- What to do -
What is wanted is the full listing, word for word, without its pictures.

[Opening Records to process section]

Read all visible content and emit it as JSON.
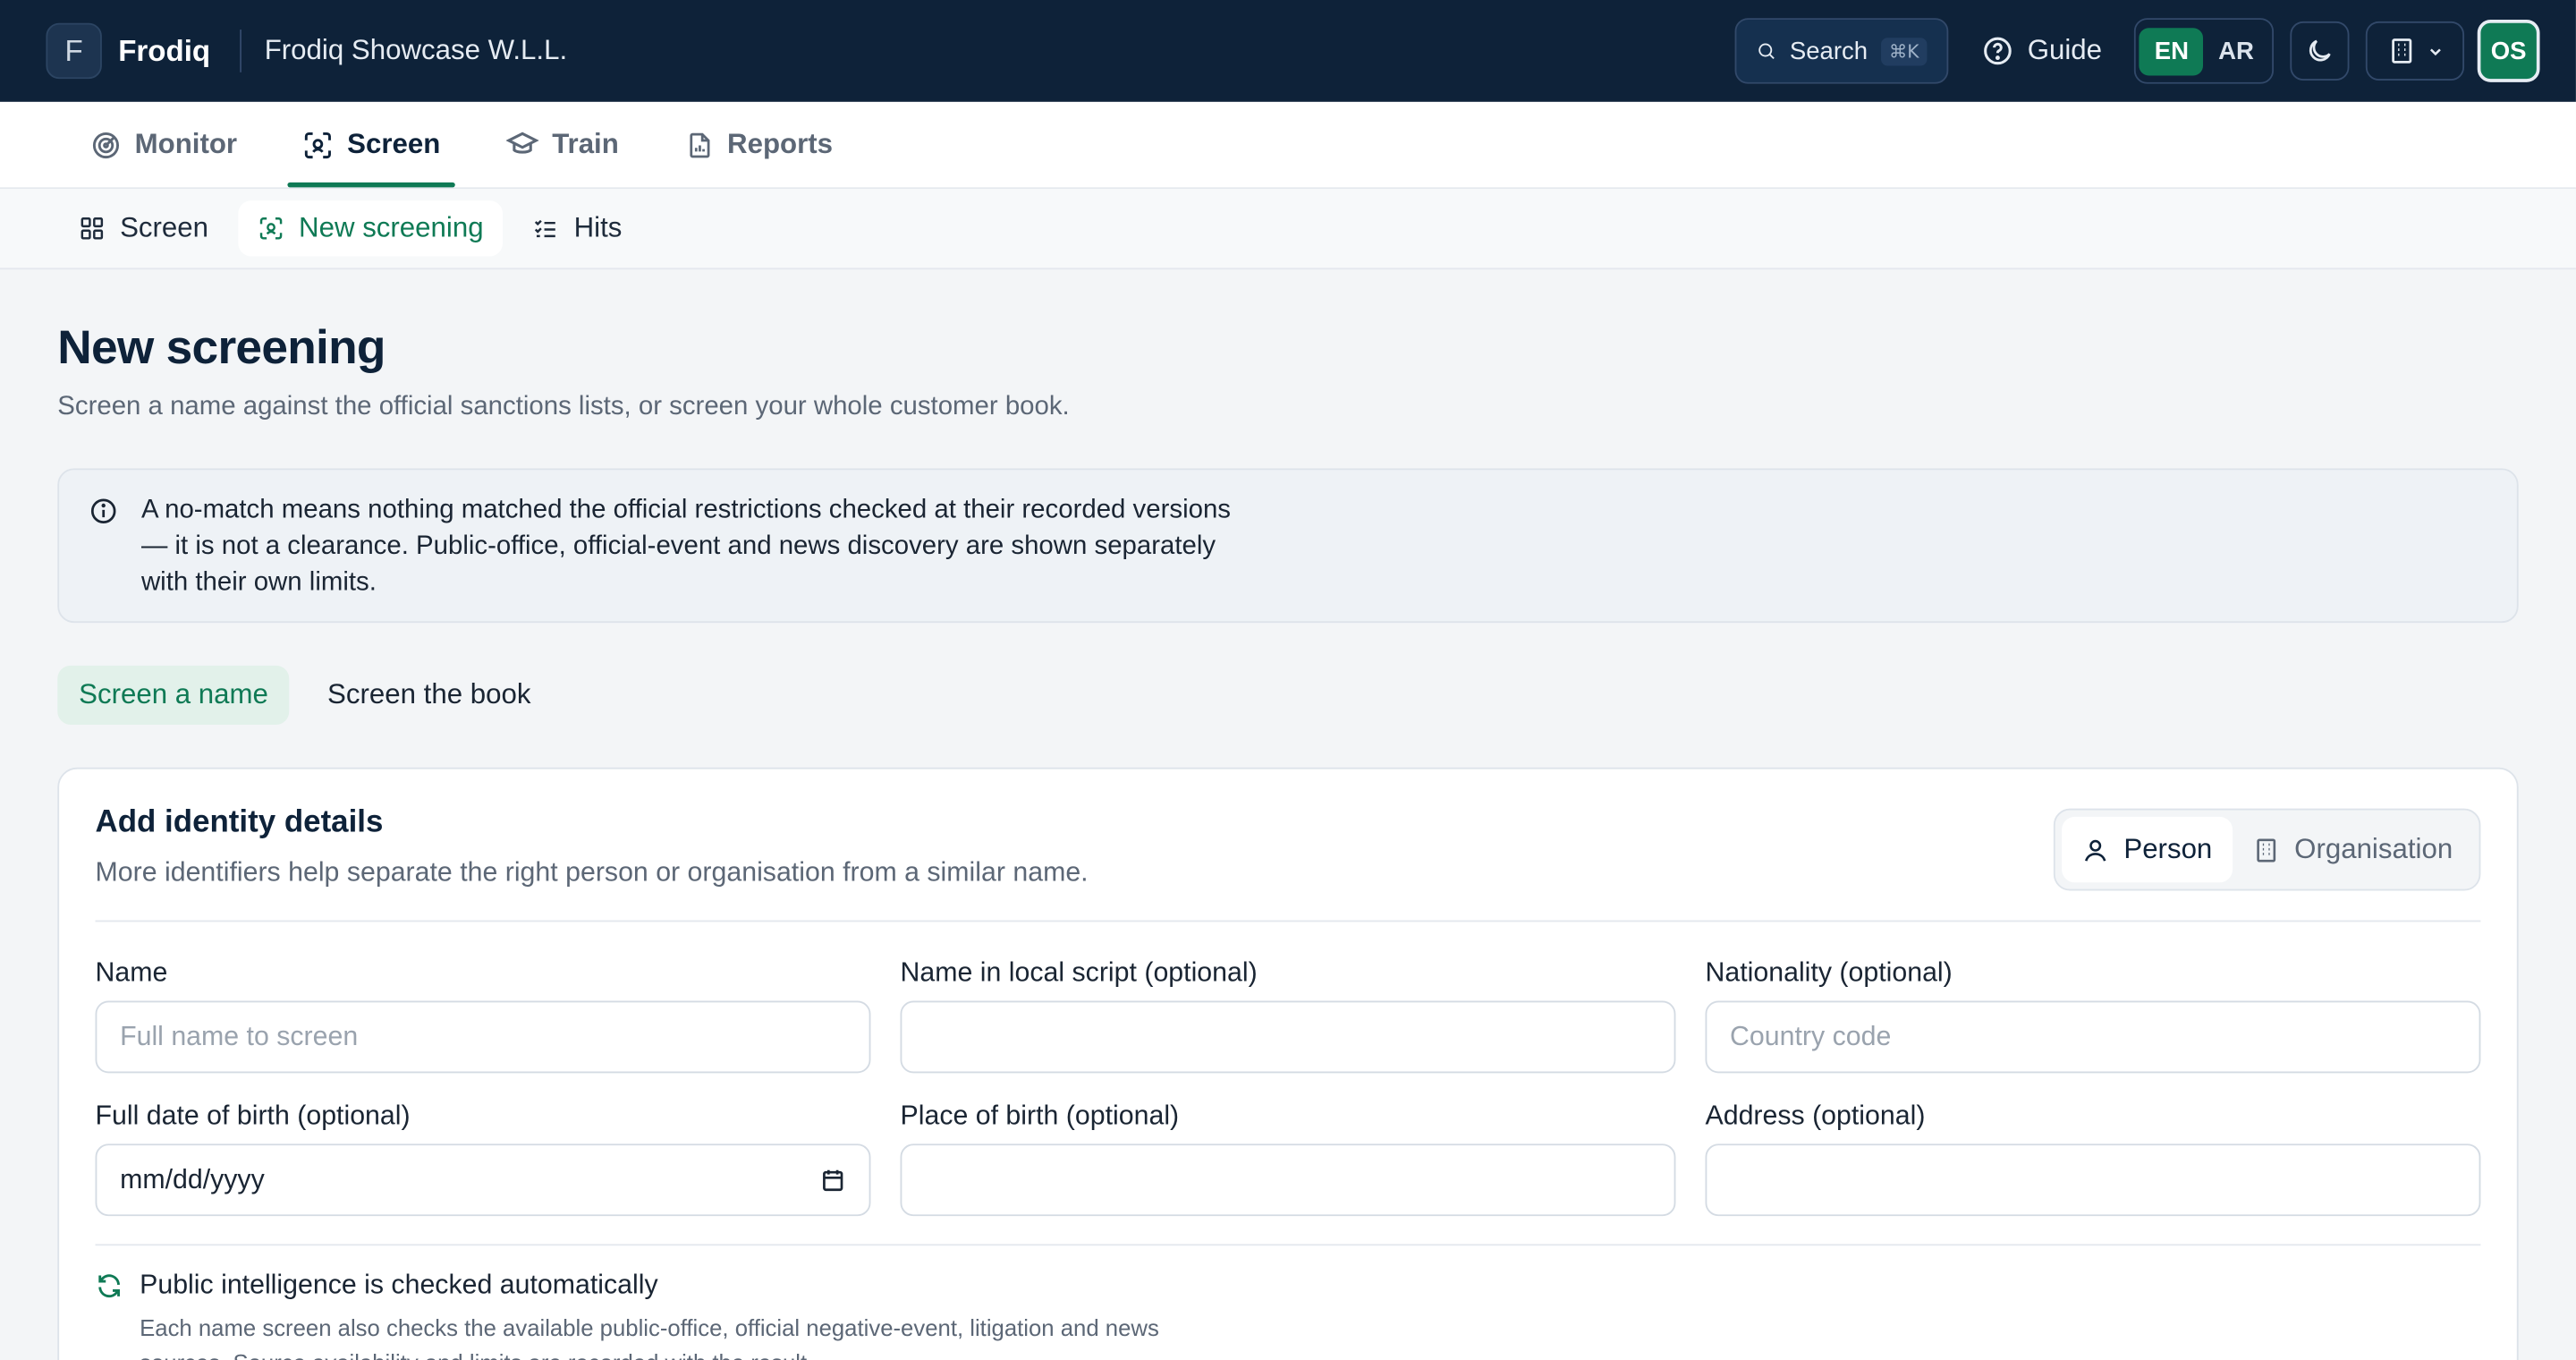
{
  "topbar": {
    "logo_letter": "F",
    "brand": "Frodiq",
    "org_name": "Frodiq Showcase W.L.L.",
    "search_label": "Search",
    "search_shortcut": "⌘K",
    "guide_label": "Guide",
    "lang_en": "EN",
    "lang_ar": "AR",
    "active_lang": "EN",
    "avatar_initials": "OS"
  },
  "nav_primary": {
    "items": [
      {
        "label": "Monitor",
        "icon": "radar-icon"
      },
      {
        "label": "Screen",
        "icon": "scan-face-icon"
      },
      {
        "label": "Train",
        "icon": "graduation-cap-icon"
      },
      {
        "label": "Reports",
        "icon": "report-icon"
      }
    ],
    "active": "Screen"
  },
  "nav_secondary": {
    "items": [
      {
        "label": "Screen",
        "icon": "grid-icon"
      },
      {
        "label": "New screening",
        "icon": "scan-face-icon"
      },
      {
        "label": "Hits",
        "icon": "checklist-icon"
      }
    ],
    "active": "New screening"
  },
  "page": {
    "title": "New screening",
    "subtitle": "Screen a name against the official sanctions lists, or screen your whole customer book.",
    "notice": "A no-match means nothing matched the official restrictions checked at their recorded versions — it is not a clearance. Public-office, official-event and news discovery are shown separately with their own limits."
  },
  "mode_tabs": {
    "name": "Screen a name",
    "book": "Screen the book",
    "active": "Screen a name"
  },
  "card": {
    "title": "Add identity details",
    "subtitle": "More identifiers help separate the right person or organisation from a similar name.",
    "type_person": "Person",
    "type_org": "Organisation",
    "active_type": "Person",
    "fields": {
      "name_label": "Name",
      "name_placeholder": "Full name to screen",
      "local_label": "Name in local script (optional)",
      "nationality_label": "Nationality (optional)",
      "nationality_placeholder": "Country code",
      "dob_label": "Full date of birth (optional)",
      "dob_value": "mm/dd/yyyy",
      "pob_label": "Place of birth (optional)",
      "address_label": "Address (optional)"
    },
    "auto_title": "Public intelligence is checked automatically",
    "auto_desc": "Each name screen also checks the available public-office, official negative-event, litigation and news sources. Source availability and limits are recorded with the result."
  },
  "colors": {
    "topbar": "#0e2239",
    "accent": "#0f7a55",
    "page_bg": "#f3f5f7"
  }
}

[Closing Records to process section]

- Exercise output -
Read all visible content and emit it as JSON.
{
  "topbar": {
    "logo_letter": "F",
    "brand": "Frodiq",
    "org_name": "Frodiq Showcase W.L.L.",
    "search_label": "Search",
    "search_shortcut": "⌘K",
    "guide_label": "Guide",
    "lang_en": "EN",
    "lang_ar": "AR",
    "active_lang": "EN",
    "avatar_initials": "OS"
  },
  "nav_primary": {
    "items": [
      {
        "label": "Monitor",
        "icon": "radar-icon"
      },
      {
        "label": "Screen",
        "icon": "scan-face-icon"
      },
      {
        "label": "Train",
        "icon": "graduation-cap-icon"
      },
      {
        "label": "Reports",
        "icon": "report-icon"
      }
    ],
    "active": "Screen"
  },
  "nav_secondary": {
    "items": [
      {
        "label": "Screen",
        "icon": "grid-icon"
      },
      {
        "label": "New screening",
        "icon": "scan-face-icon"
      },
      {
        "label": "Hits",
        "icon": "checklist-icon"
      }
    ],
    "active": "New screening"
  },
  "page": {
    "title": "New screening",
    "subtitle": "Screen a name against the official sanctions lists, or screen your whole customer book.",
    "notice": "A no-match means nothing matched the official restrictions checked at their recorded versions — it is not a clearance. Public-office, official-event and news discovery are shown separately with their own limits."
  },
  "mode_tabs": {
    "name": "Screen a name",
    "book": "Screen the book",
    "active": "Screen a name"
  },
  "card": {
    "title": "Add identity details",
    "subtitle": "More identifiers help separate the right person or organisation from a similar name.",
    "type_person": "Person",
    "type_org": "Organisation",
    "active_type": "Person",
    "fields": {
      "name_label": "Name",
      "name_placeholder": "Full name to screen",
      "local_label": "Name in local script (optional)",
      "nationality_label": "Nationality (optional)",
      "nationality_placeholder": "Country code",
      "dob_label": "Full date of birth (optional)",
      "dob_value": "mm/dd/yyyy",
      "pob_label": "Place of birth (optional)",
      "address_label": "Address (optional)"
    },
    "auto_title": "Public intelligence is checked automatically",
    "auto_desc": "Each name screen also checks the available public-office, official negative-event, litigation and news sources. Source availability and limits are recorded with the result."
  },
  "colors": {
    "topbar": "#0e2239",
    "accent": "#0f7a55",
    "page_bg": "#f3f5f7"
  }
}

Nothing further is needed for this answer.